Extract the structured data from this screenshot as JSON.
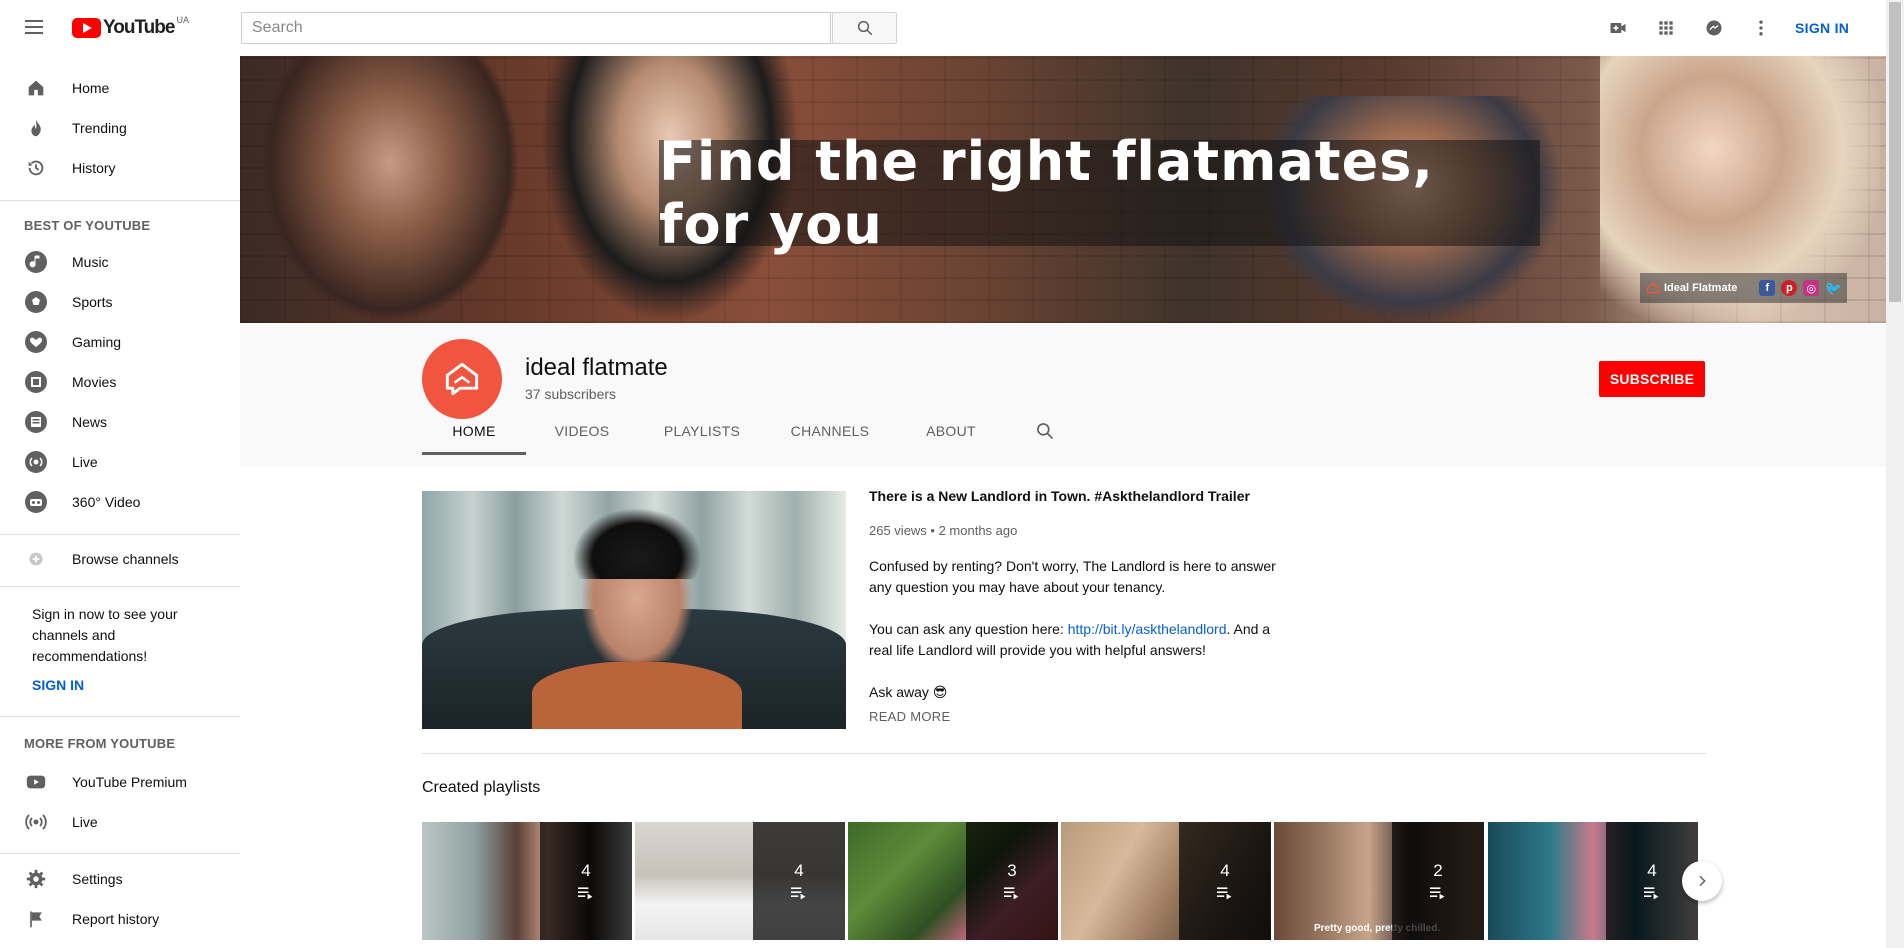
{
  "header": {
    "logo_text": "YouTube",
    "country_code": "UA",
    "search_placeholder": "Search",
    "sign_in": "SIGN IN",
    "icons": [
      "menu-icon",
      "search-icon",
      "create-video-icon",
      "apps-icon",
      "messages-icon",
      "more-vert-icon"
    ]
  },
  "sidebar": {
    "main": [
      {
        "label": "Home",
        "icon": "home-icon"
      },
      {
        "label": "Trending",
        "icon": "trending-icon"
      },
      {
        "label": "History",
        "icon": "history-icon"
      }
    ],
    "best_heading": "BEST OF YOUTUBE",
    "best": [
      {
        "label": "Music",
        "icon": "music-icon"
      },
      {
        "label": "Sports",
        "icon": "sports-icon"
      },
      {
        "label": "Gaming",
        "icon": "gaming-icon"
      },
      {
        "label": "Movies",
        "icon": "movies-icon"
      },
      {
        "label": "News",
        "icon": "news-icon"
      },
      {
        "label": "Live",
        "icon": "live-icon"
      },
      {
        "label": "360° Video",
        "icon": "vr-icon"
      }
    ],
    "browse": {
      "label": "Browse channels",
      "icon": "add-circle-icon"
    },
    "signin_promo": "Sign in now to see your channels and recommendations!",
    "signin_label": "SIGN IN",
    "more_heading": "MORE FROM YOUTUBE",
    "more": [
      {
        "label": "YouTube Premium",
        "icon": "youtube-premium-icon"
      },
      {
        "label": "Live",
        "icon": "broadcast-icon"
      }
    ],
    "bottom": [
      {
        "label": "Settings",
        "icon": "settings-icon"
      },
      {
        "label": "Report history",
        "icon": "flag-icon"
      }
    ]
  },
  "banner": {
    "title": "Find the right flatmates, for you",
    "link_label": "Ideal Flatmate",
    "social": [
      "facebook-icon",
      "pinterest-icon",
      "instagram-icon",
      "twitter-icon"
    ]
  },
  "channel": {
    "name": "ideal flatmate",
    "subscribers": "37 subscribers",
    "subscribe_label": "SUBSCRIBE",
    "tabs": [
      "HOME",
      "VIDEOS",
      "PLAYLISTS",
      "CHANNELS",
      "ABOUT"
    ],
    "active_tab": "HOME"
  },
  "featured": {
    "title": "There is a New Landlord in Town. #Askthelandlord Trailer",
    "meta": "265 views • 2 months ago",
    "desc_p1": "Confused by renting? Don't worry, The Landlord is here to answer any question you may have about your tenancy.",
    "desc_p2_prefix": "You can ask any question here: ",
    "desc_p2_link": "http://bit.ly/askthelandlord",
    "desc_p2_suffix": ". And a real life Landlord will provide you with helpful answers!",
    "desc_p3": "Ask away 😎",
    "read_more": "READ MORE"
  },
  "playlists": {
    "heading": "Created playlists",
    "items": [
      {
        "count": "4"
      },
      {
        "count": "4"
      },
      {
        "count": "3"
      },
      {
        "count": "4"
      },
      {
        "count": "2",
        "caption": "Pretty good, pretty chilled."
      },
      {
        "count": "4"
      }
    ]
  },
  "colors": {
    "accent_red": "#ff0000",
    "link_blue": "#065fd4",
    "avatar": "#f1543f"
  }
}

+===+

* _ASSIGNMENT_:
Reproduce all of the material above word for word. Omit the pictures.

* _THE ANSWER_:
Extract the structured data from this screenshot as JSON.
{
  "header": {
    "logo_text": "YouTube",
    "country_code": "UA",
    "search_placeholder": "Search",
    "sign_in": "SIGN IN",
    "icons": [
      "menu-icon",
      "search-icon",
      "create-video-icon",
      "apps-icon",
      "messages-icon",
      "more-vert-icon"
    ]
  },
  "sidebar": {
    "main": [
      {
        "label": "Home",
        "icon": "home-icon"
      },
      {
        "label": "Trending",
        "icon": "trending-icon"
      },
      {
        "label": "History",
        "icon": "history-icon"
      }
    ],
    "best_heading": "BEST OF YOUTUBE",
    "best": [
      {
        "label": "Music",
        "icon": "music-icon"
      },
      {
        "label": "Sports",
        "icon": "sports-icon"
      },
      {
        "label": "Gaming",
        "icon": "gaming-icon"
      },
      {
        "label": "Movies",
        "icon": "movies-icon"
      },
      {
        "label": "News",
        "icon": "news-icon"
      },
      {
        "label": "Live",
        "icon": "live-icon"
      },
      {
        "label": "360° Video",
        "icon": "vr-icon"
      }
    ],
    "browse": {
      "label": "Browse channels",
      "icon": "add-circle-icon"
    },
    "signin_promo": "Sign in now to see your channels and recommendations!",
    "signin_label": "SIGN IN",
    "more_heading": "MORE FROM YOUTUBE",
    "more": [
      {
        "label": "YouTube Premium",
        "icon": "youtube-premium-icon"
      },
      {
        "label": "Live",
        "icon": "broadcast-icon"
      }
    ],
    "bottom": [
      {
        "label": "Settings",
        "icon": "settings-icon"
      },
      {
        "label": "Report history",
        "icon": "flag-icon"
      }
    ]
  },
  "banner": {
    "title": "Find the right flatmates, for you",
    "link_label": "Ideal Flatmate",
    "social": [
      "facebook-icon",
      "pinterest-icon",
      "instagram-icon",
      "twitter-icon"
    ]
  },
  "channel": {
    "name": "ideal flatmate",
    "subscribers": "37 subscribers",
    "subscribe_label": "SUBSCRIBE",
    "tabs": [
      "HOME",
      "VIDEOS",
      "PLAYLISTS",
      "CHANNELS",
      "ABOUT"
    ],
    "active_tab": "HOME"
  },
  "featured": {
    "title": "There is a New Landlord in Town. #Askthelandlord Trailer",
    "meta": "265 views • 2 months ago",
    "desc_p1": "Confused by renting? Don't worry, The Landlord is here to answer any question you may have about your tenancy.",
    "desc_p2_prefix": "You can ask any question here: ",
    "desc_p2_link": "http://bit.ly/askthelandlord",
    "desc_p2_suffix": ". And a real life Landlord will provide you with helpful answers!",
    "desc_p3": "Ask away 😎",
    "read_more": "READ MORE"
  },
  "playlists": {
    "heading": "Created playlists",
    "items": [
      {
        "count": "4"
      },
      {
        "count": "4"
      },
      {
        "count": "3"
      },
      {
        "count": "4"
      },
      {
        "count": "2",
        "caption": "Pretty good, pretty chilled."
      },
      {
        "count": "4"
      }
    ]
  },
  "colors": {
    "accent_red": "#ff0000",
    "link_blue": "#065fd4",
    "avatar": "#f1543f"
  }
}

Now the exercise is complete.